“Cath is a Simon Snow fan.
Okay, the whole world is a Simon Snow fan…
But for Cath, being a fan is her life–and she’s really good at it. She and her twin sister, Wren, ensconced themselves in the Simon Snow series when they were just kids; it’s what got them through their mother leaving.
Reading. Rereading. Hanging out in Simon Snow forums, writing Simon Snow fanfiction, dressing up like the characters for every movie premiere.
Cath’s sister has mostly grown away from fandom, but Cath can’t let go. She doesn’t want to.
Now that they’re going to college, Wren has told Cath she doesn’t want to be roommates. Cath is o n her own, completely outside of her comfort zone. She’s got a surly roommate with a charming, always-around boyfriend, a fiction-writing professor who thinks fanfiction is the end of the civilized world, a handsome classmate who only wants to talk about words…and she can’t stop worrying about her dad, who’s loving and fragile and has never really been alone.
For Cath, the question is: Can she do this? Can she make it without Wren holding her hand? Is she ready to start living her own life? And does she even want to move on if it means leaving Simon Snow behind?”
What I like most about this book is how vastly different it is from Eleanor & Park. It’s not a love story… Well, it’s not just a love story. We actually get two in this book, but the story is bigger than that.
This is Cath’s story about growing up.
Now, I didn’t have expectations when I started reading the book. Wait, that’s not true. I had a bit of expectation. I loved Eleanor & Park, and I was hoping for the same magic when I started reading this book. But, alas, the magic wasn’t the same. But that’s better than getting the exact same story with just the names of characters changed, right?

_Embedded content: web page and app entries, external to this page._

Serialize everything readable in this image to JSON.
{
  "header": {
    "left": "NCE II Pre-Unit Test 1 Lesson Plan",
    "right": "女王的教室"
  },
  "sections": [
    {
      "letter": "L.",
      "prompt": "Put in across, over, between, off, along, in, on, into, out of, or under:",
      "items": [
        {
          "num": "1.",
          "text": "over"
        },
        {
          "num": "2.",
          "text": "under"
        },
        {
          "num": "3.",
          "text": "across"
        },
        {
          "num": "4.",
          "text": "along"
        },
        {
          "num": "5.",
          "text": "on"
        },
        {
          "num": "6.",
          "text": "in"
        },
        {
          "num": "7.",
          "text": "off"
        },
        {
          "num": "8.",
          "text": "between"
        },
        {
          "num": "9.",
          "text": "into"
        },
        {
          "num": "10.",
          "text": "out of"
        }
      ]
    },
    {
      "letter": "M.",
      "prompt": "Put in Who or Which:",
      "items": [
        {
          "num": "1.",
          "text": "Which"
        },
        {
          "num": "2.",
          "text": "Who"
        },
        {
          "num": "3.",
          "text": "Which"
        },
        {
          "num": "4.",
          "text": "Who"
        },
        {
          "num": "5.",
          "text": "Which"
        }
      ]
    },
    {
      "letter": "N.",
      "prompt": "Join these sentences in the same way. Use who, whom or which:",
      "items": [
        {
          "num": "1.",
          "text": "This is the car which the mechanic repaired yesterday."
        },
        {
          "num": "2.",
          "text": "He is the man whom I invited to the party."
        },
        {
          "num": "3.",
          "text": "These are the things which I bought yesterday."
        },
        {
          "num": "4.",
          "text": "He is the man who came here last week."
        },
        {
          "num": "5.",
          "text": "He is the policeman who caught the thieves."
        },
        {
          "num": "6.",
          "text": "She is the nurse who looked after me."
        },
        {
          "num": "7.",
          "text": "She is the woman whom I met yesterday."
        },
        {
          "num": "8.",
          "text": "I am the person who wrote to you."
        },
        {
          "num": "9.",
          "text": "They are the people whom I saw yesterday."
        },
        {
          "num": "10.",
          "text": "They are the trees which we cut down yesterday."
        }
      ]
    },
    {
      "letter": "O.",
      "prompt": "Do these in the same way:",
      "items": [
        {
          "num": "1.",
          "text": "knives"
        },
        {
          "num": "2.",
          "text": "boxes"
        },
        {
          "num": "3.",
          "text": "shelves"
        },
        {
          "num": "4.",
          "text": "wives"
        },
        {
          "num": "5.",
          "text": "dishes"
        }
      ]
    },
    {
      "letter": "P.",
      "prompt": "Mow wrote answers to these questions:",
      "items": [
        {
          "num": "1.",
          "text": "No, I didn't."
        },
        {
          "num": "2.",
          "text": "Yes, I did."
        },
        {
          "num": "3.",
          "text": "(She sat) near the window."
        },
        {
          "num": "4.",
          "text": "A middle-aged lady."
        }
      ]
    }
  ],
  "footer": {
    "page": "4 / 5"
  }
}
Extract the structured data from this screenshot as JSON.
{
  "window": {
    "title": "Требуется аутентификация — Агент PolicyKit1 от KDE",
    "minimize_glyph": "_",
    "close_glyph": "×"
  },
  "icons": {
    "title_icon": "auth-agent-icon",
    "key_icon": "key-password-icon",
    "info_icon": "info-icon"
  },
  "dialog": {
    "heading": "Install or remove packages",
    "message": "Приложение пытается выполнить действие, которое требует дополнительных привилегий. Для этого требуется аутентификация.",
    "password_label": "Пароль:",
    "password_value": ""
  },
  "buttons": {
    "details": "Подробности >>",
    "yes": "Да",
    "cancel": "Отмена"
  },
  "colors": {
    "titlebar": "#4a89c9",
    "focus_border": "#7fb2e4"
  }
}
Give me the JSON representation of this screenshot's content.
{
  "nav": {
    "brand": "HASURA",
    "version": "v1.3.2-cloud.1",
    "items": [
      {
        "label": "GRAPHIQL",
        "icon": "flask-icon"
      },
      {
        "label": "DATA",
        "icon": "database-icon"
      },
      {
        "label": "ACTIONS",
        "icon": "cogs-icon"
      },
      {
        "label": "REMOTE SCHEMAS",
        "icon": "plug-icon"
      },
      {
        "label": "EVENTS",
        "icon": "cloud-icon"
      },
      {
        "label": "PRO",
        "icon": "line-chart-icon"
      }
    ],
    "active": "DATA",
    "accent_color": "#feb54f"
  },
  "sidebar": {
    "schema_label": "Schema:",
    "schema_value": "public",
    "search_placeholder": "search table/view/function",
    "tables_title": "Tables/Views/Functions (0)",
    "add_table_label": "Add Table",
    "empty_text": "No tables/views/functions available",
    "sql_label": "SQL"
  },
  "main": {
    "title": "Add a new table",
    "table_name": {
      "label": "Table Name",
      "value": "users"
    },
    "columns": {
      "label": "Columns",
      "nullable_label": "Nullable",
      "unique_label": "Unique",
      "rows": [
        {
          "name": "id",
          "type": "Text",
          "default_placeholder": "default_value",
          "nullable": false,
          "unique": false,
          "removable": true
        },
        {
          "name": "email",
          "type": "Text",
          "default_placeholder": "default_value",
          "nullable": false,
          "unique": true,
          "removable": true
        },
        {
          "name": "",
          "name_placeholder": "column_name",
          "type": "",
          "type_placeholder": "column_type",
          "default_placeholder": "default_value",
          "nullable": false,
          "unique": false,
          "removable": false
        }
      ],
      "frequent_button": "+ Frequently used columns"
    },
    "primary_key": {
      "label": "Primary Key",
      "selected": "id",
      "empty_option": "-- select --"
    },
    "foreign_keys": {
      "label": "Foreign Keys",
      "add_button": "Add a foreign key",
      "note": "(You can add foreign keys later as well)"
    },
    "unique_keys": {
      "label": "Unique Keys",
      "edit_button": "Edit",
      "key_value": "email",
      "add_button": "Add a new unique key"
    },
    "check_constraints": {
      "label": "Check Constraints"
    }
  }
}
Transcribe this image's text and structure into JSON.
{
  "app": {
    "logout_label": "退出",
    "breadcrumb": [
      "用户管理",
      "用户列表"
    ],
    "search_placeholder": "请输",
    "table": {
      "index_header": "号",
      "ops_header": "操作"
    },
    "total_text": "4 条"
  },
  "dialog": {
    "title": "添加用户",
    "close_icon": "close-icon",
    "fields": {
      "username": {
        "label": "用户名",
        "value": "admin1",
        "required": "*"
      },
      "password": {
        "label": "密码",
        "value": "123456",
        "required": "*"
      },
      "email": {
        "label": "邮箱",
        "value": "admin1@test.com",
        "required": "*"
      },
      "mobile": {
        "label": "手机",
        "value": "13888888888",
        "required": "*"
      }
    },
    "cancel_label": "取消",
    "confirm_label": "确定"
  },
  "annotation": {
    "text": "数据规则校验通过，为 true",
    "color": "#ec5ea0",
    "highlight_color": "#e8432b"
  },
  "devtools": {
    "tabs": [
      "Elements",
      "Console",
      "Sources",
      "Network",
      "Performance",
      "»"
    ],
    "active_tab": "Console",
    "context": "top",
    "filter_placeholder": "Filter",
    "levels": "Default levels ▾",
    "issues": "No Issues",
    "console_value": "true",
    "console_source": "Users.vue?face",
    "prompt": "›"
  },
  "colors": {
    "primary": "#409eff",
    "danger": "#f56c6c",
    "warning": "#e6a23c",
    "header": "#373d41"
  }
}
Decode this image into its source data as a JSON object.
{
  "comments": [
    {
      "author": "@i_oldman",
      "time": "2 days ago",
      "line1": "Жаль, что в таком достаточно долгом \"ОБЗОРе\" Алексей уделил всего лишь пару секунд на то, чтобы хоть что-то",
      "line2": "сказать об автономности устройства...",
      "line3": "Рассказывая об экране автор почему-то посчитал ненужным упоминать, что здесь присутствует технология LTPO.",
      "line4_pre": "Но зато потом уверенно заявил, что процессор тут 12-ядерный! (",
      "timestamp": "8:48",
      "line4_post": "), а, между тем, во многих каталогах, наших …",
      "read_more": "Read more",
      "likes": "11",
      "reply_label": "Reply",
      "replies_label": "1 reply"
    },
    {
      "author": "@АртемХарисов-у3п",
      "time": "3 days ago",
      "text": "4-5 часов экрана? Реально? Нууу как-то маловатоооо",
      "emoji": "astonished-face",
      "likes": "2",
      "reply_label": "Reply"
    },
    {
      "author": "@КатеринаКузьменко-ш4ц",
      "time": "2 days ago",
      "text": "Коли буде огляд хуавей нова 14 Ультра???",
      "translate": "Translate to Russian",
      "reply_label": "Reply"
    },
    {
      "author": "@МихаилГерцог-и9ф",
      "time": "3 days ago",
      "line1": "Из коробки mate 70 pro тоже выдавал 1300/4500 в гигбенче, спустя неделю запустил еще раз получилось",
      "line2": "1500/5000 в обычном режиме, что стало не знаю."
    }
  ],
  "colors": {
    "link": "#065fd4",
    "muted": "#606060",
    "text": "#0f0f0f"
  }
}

Cath was neither Eleanor nor Park. She was her own person, flaws and all. Which reminds me–that’s another thing I liked about Fangirl. Author Rainbow Rowell doesn’t shy away from making Cath unlikeable in some of the chapters. Instead of turning her into an dream girl or a blank slate, Rowell shows us, the readers, Cath’s family background instead. She gives us history. So instead of hating on Cath’s unlikeable traits, we understand her instead. We don’t judge.
And we do the same with the other characters. Well, with most of them anyway. Two characters are written to be completely antagonistic, I don’t think Rowell expects anyone to actually like them. But the thing is, we all know people like them. They aren’t just stereotypes or cutout characters…they’re people who populate real life.
I can go on and on about Rowell’s characters. But I won’t. Let’s get to the point–the reason why I wasn’t as happy with Fangirl as I was with Eleanor & Park. The stories didn’t align.
Fangirl isn’t a romance novel. The love story is part of the main story arc, but it’s not the be all and end all. But it runs its course too early, and it starts to feel tacked on in the latter parts, as Rowell wraps up the other story threads.
And, to be perfectly honest, I wasn’t a fan of the love story. I was more invested with the story about the sisters, the dad, and the missing mom… and I thought the love story took up too much space. Rowell writes wonderful family dynamics, and I felt the love story distracted us from the better half of the story, the part where Cath deals with her family issues.
Fangirl‘s premise, of Cath’s fascination with the world of Simon Snow and her resistance in leaving that phase of her life behind, parallels better with the family story. The love story should’ve been just a side show to the main attraction.